Haskell has carried both logic and faith into her recent string of non-daytime opportunities. "It's been a pretty good stretch of time," she says, uncorking a big grin. She had a "small but really good" part in the miniseries Zoya, starring Melissa Gilbert, and she played the lead in the ABC Afterschool Special Fast Forward, co-starring Gerald McRaney. She'll also be seen in the feature film Mrs. Winterbourne, with Shirley MacLaine, Ricki Lake, and Brendan Fraser. "What first pulled me towards acting was how comfortable I felt in front of the camera. In those three different kinds of projects, I felt pretty comfortable across the board. I think a lot of it has to do with my experience here at One Life to Live. If you think you've got a grip on a character, and technically you know how to handle things, there really isn't any reason to be nervous. It's just a different character with a different group of people to work with. It's the same process."
Marty and Dylan (Christopher Douglas) were lovey-dovey until he put himself in danger to avenge his sister's death.
Haskell relished the bonus of good talks and good fun with co-workers Gilbert and Lake. "I've been very lucky; I haven't had to deal with any divas. Besides, how do you know that someone is a real diva?" A chuckle percolates under Haskell's words. "Everybody has their days. There can be some personal problem or they don't feel well or whatever, so they're not as friendly as they would normally be. Or maybe they've got cramps." Now she lets herself laugh. "It's not like you really learn about someone in short periods of time." Or through two-hour press grillings? "Exactly."
Thanks in large measure to Mrs. Winterbourne, the Emmy-winning Haskell (Outstanding Supporting Actress, 1994) is pelted with the predictable questions more than ever. "It's not just the press. When people find out you're an actor, it's always, 'So, when are you going to do a film?' Or, 'When is the next one?' It's just the attitude you get used to. I can't make a decision about how I like working in films, yet; I've only done one! Also, I think if you start saying, 'I'm only going to do this kind of work or that kind of work' in this business...." Haskell nearly sputters, exasperated. "I mean, give me a break! And this job I have here, it's the best job - can I tell you? To work with people you love every day, and to have a great character to play, and learn so much about acting on camera...." She shakes her head.

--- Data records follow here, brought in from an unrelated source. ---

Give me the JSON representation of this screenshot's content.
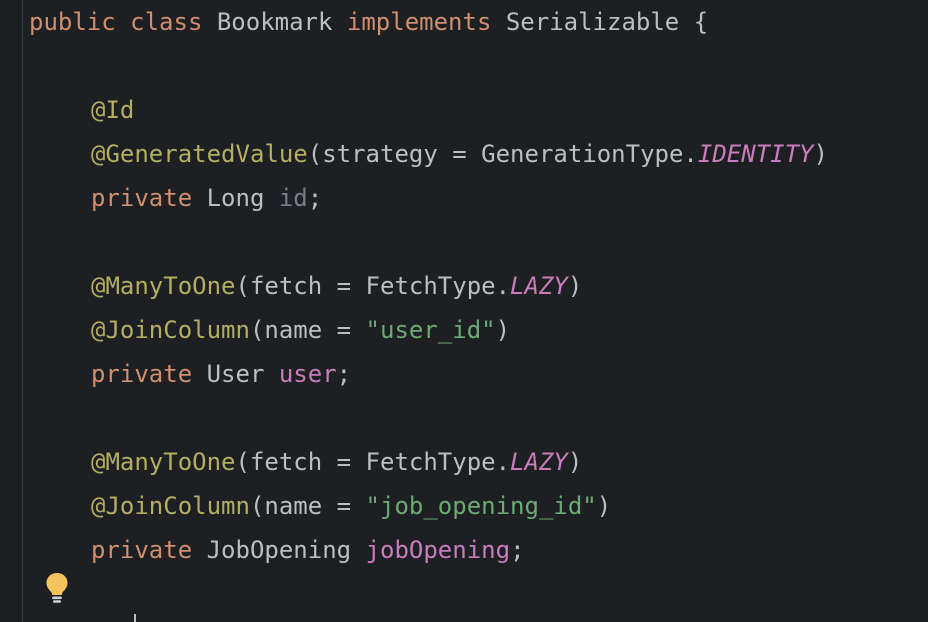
{
  "colors": {
    "background": "#1e1f22",
    "keyword": "#cf8e6d",
    "annotation": "#b3ae60",
    "field": "#c77dbb",
    "string": "#6aab73",
    "text": "#bcbec4",
    "unused": "#7a7e85"
  },
  "icons": {
    "gutter_bulb": "lightbulb-icon"
  },
  "code": {
    "line1": {
      "kw1": "public",
      "kw2": "class",
      "name": "Bookmark",
      "kw3": "implements",
      "iface": "Serializable",
      "brace": "{"
    },
    "line3": {
      "ann": "@Id"
    },
    "line4": {
      "ann": "@GeneratedValue",
      "pre": "(strategy = GenerationType.",
      "const": "IDENTITY",
      "post": ")"
    },
    "line5": {
      "kw": "private",
      "type": "Long",
      "field": "id",
      "semi": ";"
    },
    "line7": {
      "ann": "@ManyToOne",
      "pre": "(fetch = FetchType.",
      "const": "LAZY",
      "post": ")"
    },
    "line8": {
      "ann": "@JoinColumn",
      "pre": "(name = ",
      "str": "\"user_id\"",
      "post": ")"
    },
    "line9": {
      "kw": "private",
      "type": "User",
      "field": "user",
      "semi": ";"
    },
    "line11": {
      "ann": "@ManyToOne",
      "pre": "(fetch = FetchType.",
      "const": "LAZY",
      "post": ")"
    },
    "line12": {
      "ann": "@JoinColumn",
      "pre": "(name = ",
      "str": "\"job_opening_id\"",
      "post": ")"
    },
    "line13": {
      "kw": "private",
      "type": "JobOpening",
      "field": "jobOpening",
      "semi": ";"
    }
  }
}
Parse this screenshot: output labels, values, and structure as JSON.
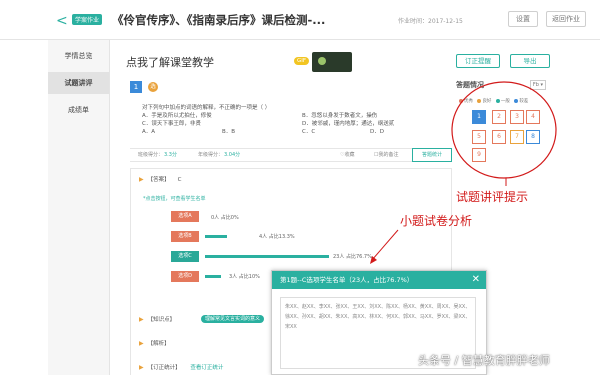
{
  "topbar": {
    "back_glyph": "<",
    "tag": "学案作业",
    "title": "《伶官传序》、《指南录后序》课后检测-...",
    "time_label": "作业时间：2017-12-15",
    "btn1": "设置",
    "btn2": "返回作业"
  },
  "sidebar": {
    "items": [
      {
        "label": "学情总览"
      },
      {
        "label": "试题讲评"
      },
      {
        "label": "成绩单"
      }
    ]
  },
  "main": {
    "title": "点我了解课堂教学",
    "gif_badge": "GIF",
    "btn_mark": "订正提醒",
    "btn_export": "导出",
    "question_number": "1",
    "question_type": "选",
    "stem": "对下列句中加点的词语的解释，不正确的一项是（    ）",
    "options_left": [
      "A．手是及所以尤拍仕，修俊",
      "C．误天下事王郎，非贤",
      "A．A"
    ],
    "options_left2": [
      "B．B"
    ],
    "options_right": [
      "B．忽悠以身发于数者文，操伤",
      "D．被邻戚，瑾内地厚；通达，纲送贰"
    ],
    "options_right2": [
      "C．C",
      "D．D"
    ],
    "stats": {
      "class_score_label": "班级得分：",
      "class_score": "3.3分",
      "grade_score_label": "年级得分：",
      "grade_score": "3.04分",
      "collect": "收藏",
      "note": "我的备注",
      "answer_stats": "答题统计"
    },
    "detail": {
      "answer_label": "【答案】",
      "answer_value": "C",
      "student_link": "*点击按钮，可查看学生名单",
      "options": [
        {
          "label": "选项A",
          "text": "0人  占比0%",
          "percent": 0
        },
        {
          "label": "选项B",
          "text": "4人  占比13.3%",
          "percent": 13.3
        },
        {
          "label": "选项C",
          "text": "23人  占比76.7%",
          "percent": 76.7
        },
        {
          "label": "选项D",
          "text": "3人  占比10%",
          "percent": 10
        }
      ],
      "knowledge_label": "【知识点】",
      "knowledge_pill": "理解常见文言实词的意义",
      "analysis_label": "【解析】",
      "error_label": "【订正统计】",
      "error_link": "查看订正统计"
    }
  },
  "right": {
    "title": "答题情况",
    "select": "Fb ▾",
    "legend": [
      {
        "label": "优秀",
        "color": "#e4785c"
      },
      {
        "label": "良好",
        "color": "#e9a23c"
      },
      {
        "label": "一般",
        "color": "#2ab0a0"
      },
      {
        "label": "较差",
        "color": "#3b8ad9"
      }
    ],
    "questions": [
      "1",
      "2",
      "3",
      "4",
      "5",
      "6",
      "7",
      "8",
      "9"
    ]
  },
  "annotations": {
    "hint1": "试题讲评提示",
    "hint2": "小题试卷分析"
  },
  "popup": {
    "title": "第1题--C选项学生名单（23人，占比76.7%）",
    "close": "✕",
    "names": "朱XX、赵XX、李XX、张XX、王XX、刘XX、陈XX、杨XX、黄XX、周XX、吴XX、徐XX、孙XX、胡XX、朱XX、高XX、林XX、何XX、郭XX、马XX、罗XX、梁XX、宋XX"
  },
  "watermark": "头条号 / 智慧教育胖胖老师"
}
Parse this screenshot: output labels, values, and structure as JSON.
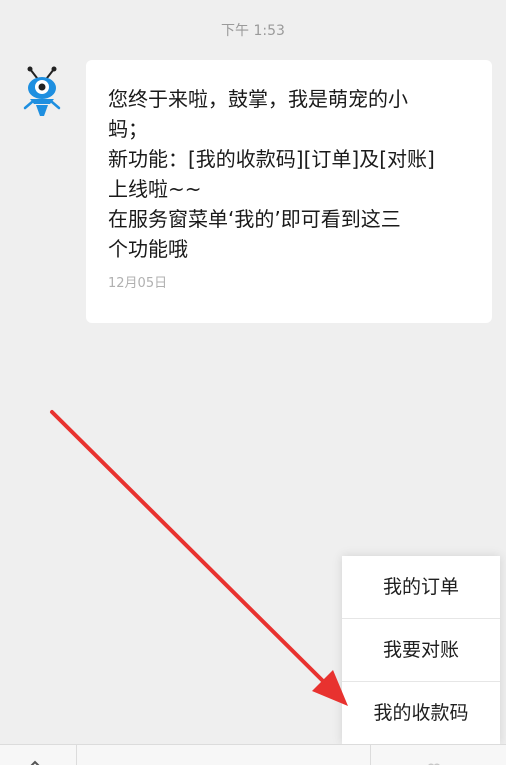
{
  "chat": {
    "time_label": "下午 1:53",
    "message": {
      "text": "您终于来啦，鼓掌，我是萌宠的小\n蚂；\n新功能：[我的收款码][订单]及[对账]\n上线啦~~\n在服务窗菜单‘我的’即可看到这三\n个功能哦",
      "date": "12月05日"
    }
  },
  "menu": {
    "items": [
      {
        "label": "我的订单"
      },
      {
        "label": "我要对账"
      },
      {
        "label": "我的收款码"
      }
    ]
  },
  "icons": {
    "avatar": "ant-mascot-icon",
    "annotation": "red-arrow",
    "bottom_left": "chevron-up-icon",
    "bottom_right": "heart-outline-icon"
  },
  "colors": {
    "background": "#efefef",
    "bubble": "#ffffff",
    "arrow": "#e8322f",
    "avatar_blue": "#1e8fe0"
  }
}
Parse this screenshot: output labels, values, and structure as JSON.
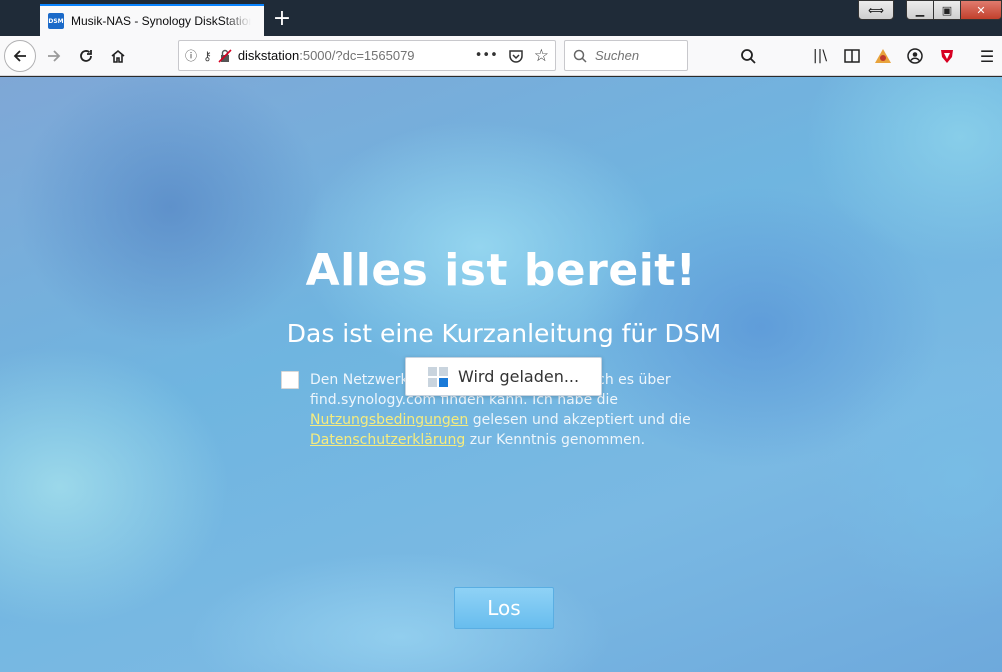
{
  "browser": {
    "tab": {
      "favicon_text": "DSM",
      "title": "Musik-NAS - Synology DiskStation"
    },
    "new_tab_icon": "plus-icon",
    "window_controls": [
      "ext-restore-icon",
      "minimize-icon",
      "maximize-icon",
      "close-icon"
    ],
    "url": {
      "host": "diskstation",
      "rest": ":5000/?dc=1565079"
    },
    "search_placeholder": "Suchen",
    "toolbar_icons": [
      "search-icon",
      "library-icon",
      "reader-view-icon",
      "extension-icon",
      "account-icon",
      "shield-extension-icon",
      "menu-icon"
    ],
    "accent_color": "#0a84ff"
  },
  "page": {
    "headline": "Alles ist bereit!",
    "subheadline": "Das ist eine Kurzanleitung für DSM",
    "consent": {
      "part1": "Den Netzwerk",
      "part1_suffix": " Gerätes freigeben, damit ich es über find.synology.com finden kann. Ich habe die ",
      "terms_link": "Nutzungsbedingungen",
      "part2": " gelesen und akzeptiert und die ",
      "privacy_link": "Datenschutzerklärung",
      "part3": " zur Kenntnis genommen."
    },
    "loading_text": "Wird geladen...",
    "go_button": "Los",
    "link_color": "#f6ec7e"
  }
}
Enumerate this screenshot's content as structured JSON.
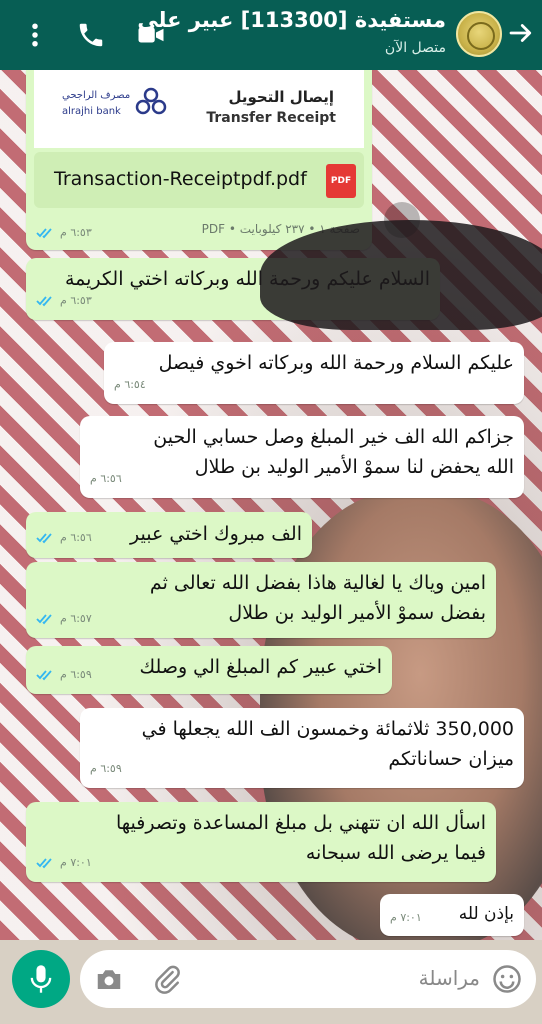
{
  "header": {
    "contact_name": "مستفيدة [113300] عبير علي",
    "status": "متصل الآن"
  },
  "attachment": {
    "receipt_title_ar": "إيصال التحويل",
    "receipt_title_en": "Transfer Receipt",
    "bank_name_ar": "مصرف الراجحي",
    "bank_name_en": "alrajhi bank",
    "file_name": "Transaction-Receiptpdf.pdf",
    "file_type_badge": "PDF",
    "file_info": "صفحة ١ • ٢٣٧ كيلوبايت • PDF",
    "time": "٦:٥٣ م"
  },
  "messages": [
    {
      "dir": "out",
      "text": "السلام عليكم ورحمة الله وبركاته اختي الكريمة",
      "time": "٦:٥٣ م"
    },
    {
      "dir": "in",
      "text": "عليكم السلام ورحمة الله وبركاته اخوي فيصل",
      "time": "٦:٥٤ م"
    },
    {
      "dir": "in",
      "text": "جزاكم الله الف خير المبلغ وصل حسابي الحين\nالله يحفض لنا سموْ الأمير الوليد بن طلال",
      "time": "٦:٥٦ م"
    },
    {
      "dir": "out",
      "text": "الف مبروك اختي عبير",
      "time": "٦:٥٦ م"
    },
    {
      "dir": "out",
      "text": "امين وياك يا لغالية هاذا بفضل الله تعالى ثم\nبفضل سموْ الأمير الوليد بن طلال",
      "time": "٦:٥٧ م"
    },
    {
      "dir": "out",
      "text": "اختي عبير كم المبلغ الي وصلك",
      "time": "٦:٥٩ م"
    },
    {
      "dir": "in",
      "text": "350,000 ثلاثمائة وخمسون الف الله يجعلها في\nميزان حساناتكم",
      "time": "٦:٥٩ م"
    },
    {
      "dir": "out",
      "text": "اسأل الله ان تتهني بل مبلغ المساعدة وتصرفيها\nفيما يرضى الله سبحانه",
      "time": "٧:٠١ م"
    },
    {
      "dir": "in",
      "text": "بإذن لله",
      "time": "٧:٠١ م"
    }
  ],
  "input": {
    "placeholder": "مراسلة"
  },
  "colors": {
    "header": "#075e54",
    "outgoing_bubble": "#dcf8c6",
    "incoming_bubble": "#ffffff",
    "read_ticks": "#34b7f1",
    "mic_button": "#00a884"
  }
}
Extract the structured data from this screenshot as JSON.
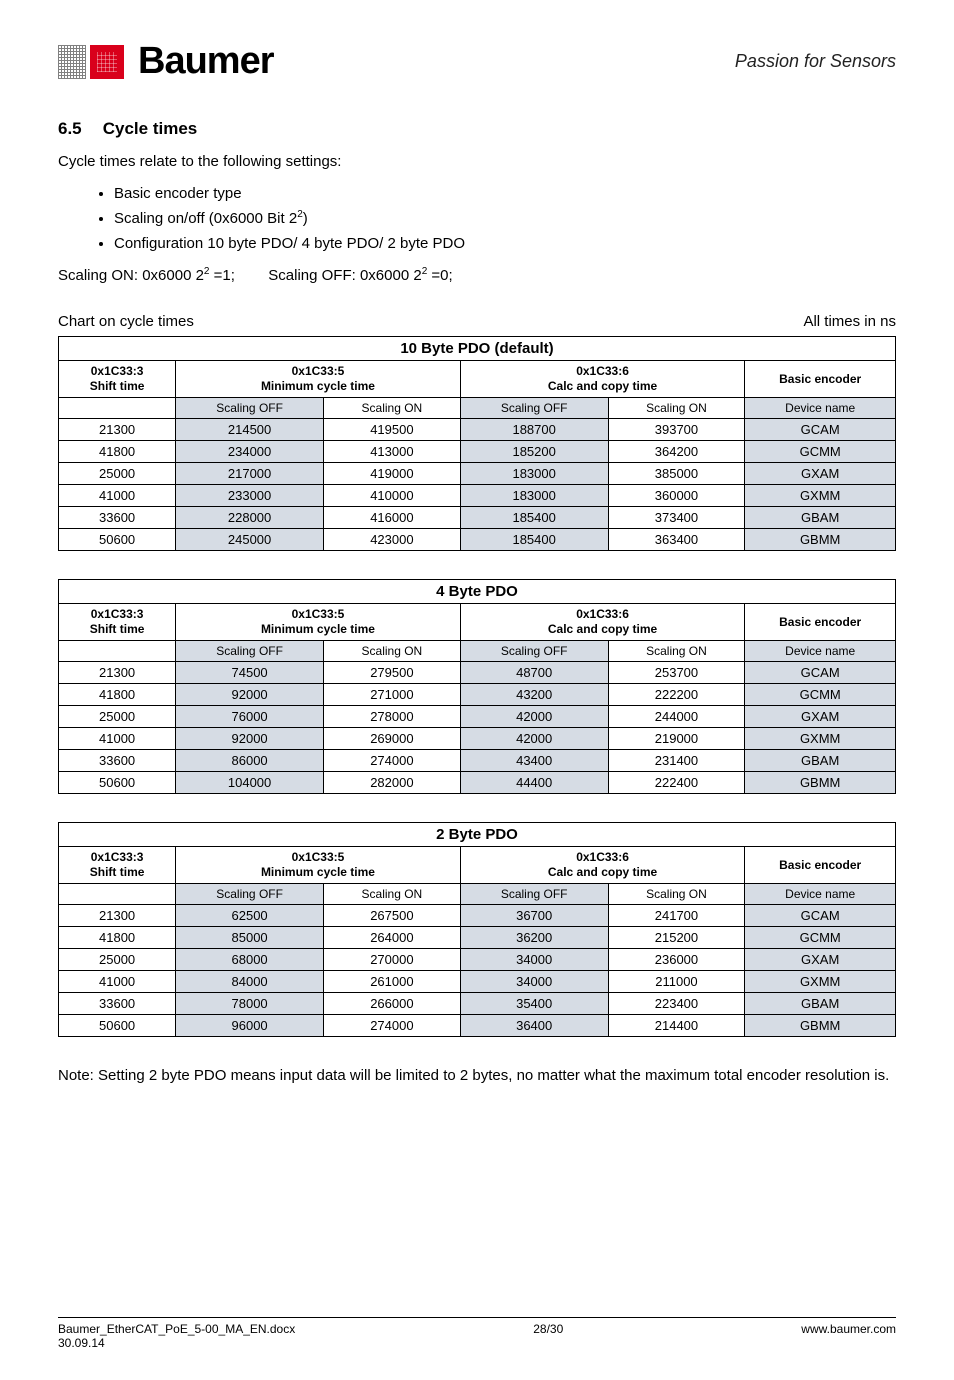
{
  "header": {
    "logo_text": "Baumer",
    "tagline": "Passion for Sensors"
  },
  "section": {
    "number": "6.5",
    "title": "Cycle times"
  },
  "intro": "Cycle times relate to the following settings:",
  "bullets": [
    "Basic encoder type",
    "Scaling on/off (0x6000 Bit 2",
    "Configuration 10 byte PDO/ 4 byte PDO/ 2 byte PDO"
  ],
  "scaling_line_a": "Scaling ON: 0x6000 2",
  "scaling_line_b": " =1;",
  "scaling_line_c": "Scaling OFF: 0x6000 2",
  "scaling_line_d": " =0;",
  "chart_left": "Chart on cycle times",
  "chart_right": "All times in ns",
  "col_labels": {
    "shift_a": "0x1C33:3",
    "shift_b": "Shift time",
    "min_a": "0x1C33:5",
    "min_b": "Minimum cycle time",
    "calc_a": "0x1C33:6",
    "calc_b": "Calc and copy time",
    "basic": "Basic encoder",
    "soff": "Scaling OFF",
    "son": "Scaling ON",
    "dev": "Device name"
  },
  "chart_data": [
    {
      "title": "10 Byte PDO (default)",
      "rows": [
        {
          "shift": "21300",
          "min_off": "214500",
          "min_on": "419500",
          "calc_off": "188700",
          "calc_on": "393700",
          "dev": "GCAM"
        },
        {
          "shift": "41800",
          "min_off": "234000",
          "min_on": "413000",
          "calc_off": "185200",
          "calc_on": "364200",
          "dev": "GCMM"
        },
        {
          "shift": "25000",
          "min_off": "217000",
          "min_on": "419000",
          "calc_off": "183000",
          "calc_on": "385000",
          "dev": "GXAM"
        },
        {
          "shift": "41000",
          "min_off": "233000",
          "min_on": "410000",
          "calc_off": "183000",
          "calc_on": "360000",
          "dev": "GXMM"
        },
        {
          "shift": "33600",
          "min_off": "228000",
          "min_on": "416000",
          "calc_off": "185400",
          "calc_on": "373400",
          "dev": "GBAM"
        },
        {
          "shift": "50600",
          "min_off": "245000",
          "min_on": "423000",
          "calc_off": "185400",
          "calc_on": "363400",
          "dev": "GBMM"
        }
      ]
    },
    {
      "title": "4 Byte PDO",
      "rows": [
        {
          "shift": "21300",
          "min_off": "74500",
          "min_on": "279500",
          "calc_off": "48700",
          "calc_on": "253700",
          "dev": "GCAM"
        },
        {
          "shift": "41800",
          "min_off": "92000",
          "min_on": "271000",
          "calc_off": "43200",
          "calc_on": "222200",
          "dev": "GCMM"
        },
        {
          "shift": "25000",
          "min_off": "76000",
          "min_on": "278000",
          "calc_off": "42000",
          "calc_on": "244000",
          "dev": "GXAM"
        },
        {
          "shift": "41000",
          "min_off": "92000",
          "min_on": "269000",
          "calc_off": "42000",
          "calc_on": "219000",
          "dev": "GXMM"
        },
        {
          "shift": "33600",
          "min_off": "86000",
          "min_on": "274000",
          "calc_off": "43400",
          "calc_on": "231400",
          "dev": "GBAM"
        },
        {
          "shift": "50600",
          "min_off": "104000",
          "min_on": "282000",
          "calc_off": "44400",
          "calc_on": "222400",
          "dev": "GBMM"
        }
      ]
    },
    {
      "title": "2 Byte PDO",
      "rows": [
        {
          "shift": "21300",
          "min_off": "62500",
          "min_on": "267500",
          "calc_off": "36700",
          "calc_on": "241700",
          "dev": "GCAM"
        },
        {
          "shift": "41800",
          "min_off": "85000",
          "min_on": "264000",
          "calc_off": "36200",
          "calc_on": "215200",
          "dev": "GCMM"
        },
        {
          "shift": "25000",
          "min_off": "68000",
          "min_on": "270000",
          "calc_off": "34000",
          "calc_on": "236000",
          "dev": "GXAM"
        },
        {
          "shift": "41000",
          "min_off": "84000",
          "min_on": "261000",
          "calc_off": "34000",
          "calc_on": "211000",
          "dev": "GXMM"
        },
        {
          "shift": "33600",
          "min_off": "78000",
          "min_on": "266000",
          "calc_off": "35400",
          "calc_on": "223400",
          "dev": "GBAM"
        },
        {
          "shift": "50600",
          "min_off": "96000",
          "min_on": "274000",
          "calc_off": "36400",
          "calc_on": "214400",
          "dev": "GBMM"
        }
      ]
    }
  ],
  "note": "Note: Setting 2 byte PDO means input data will be limited to 2 bytes, no matter what the maximum total encoder resolution is.",
  "footer": {
    "left1": "Baumer_EtherCAT_PoE_5-00_MA_EN.docx",
    "left2": "30.09.14",
    "center": "28/30",
    "right": "www.baumer.com"
  }
}
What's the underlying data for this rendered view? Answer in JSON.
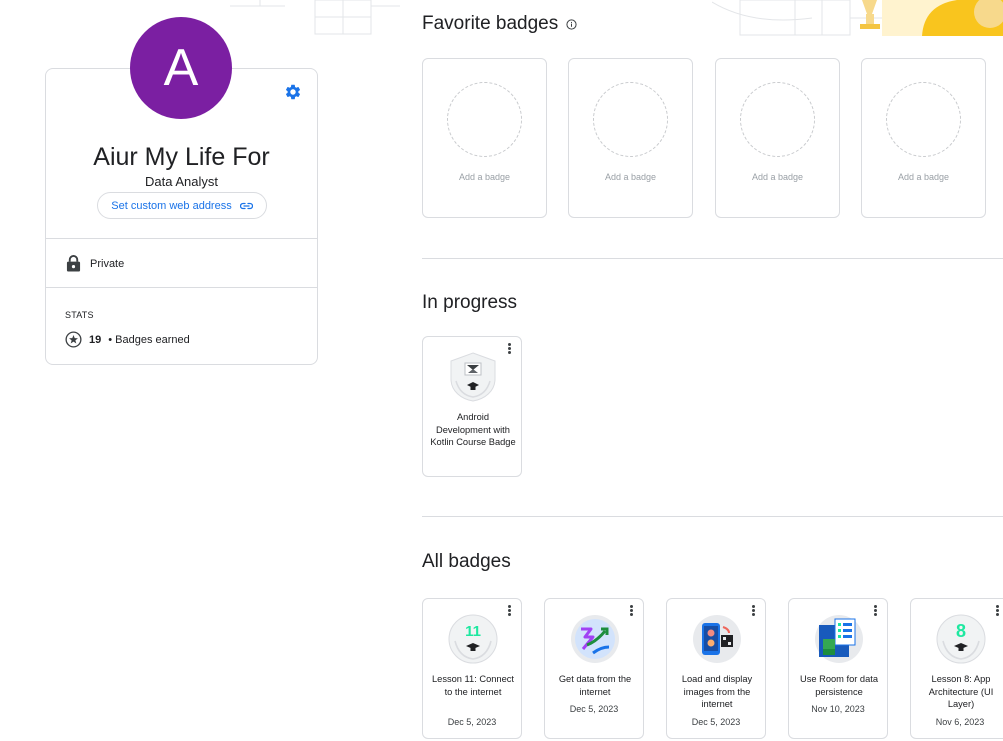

"But I think people are starting to see the level of acting, of storytelling - a lot of the quality in daytime. Just during the years I've been here, we've all started to see actors crossing over from other mediums." Obviously, there's no need to ask if Haskell is happy to stick with OLTL at least a while longer. "Yes, I go to the appropriate people here when certain things are happening with Marty that trouble me, issues like that. They hear me out, and explain what they're aiming for. But what hasn't been printed - please, I really want this on the record: ABC really bent over backward to make sure I could take those three recent outside jobs. They truly did. That meant a lot to me."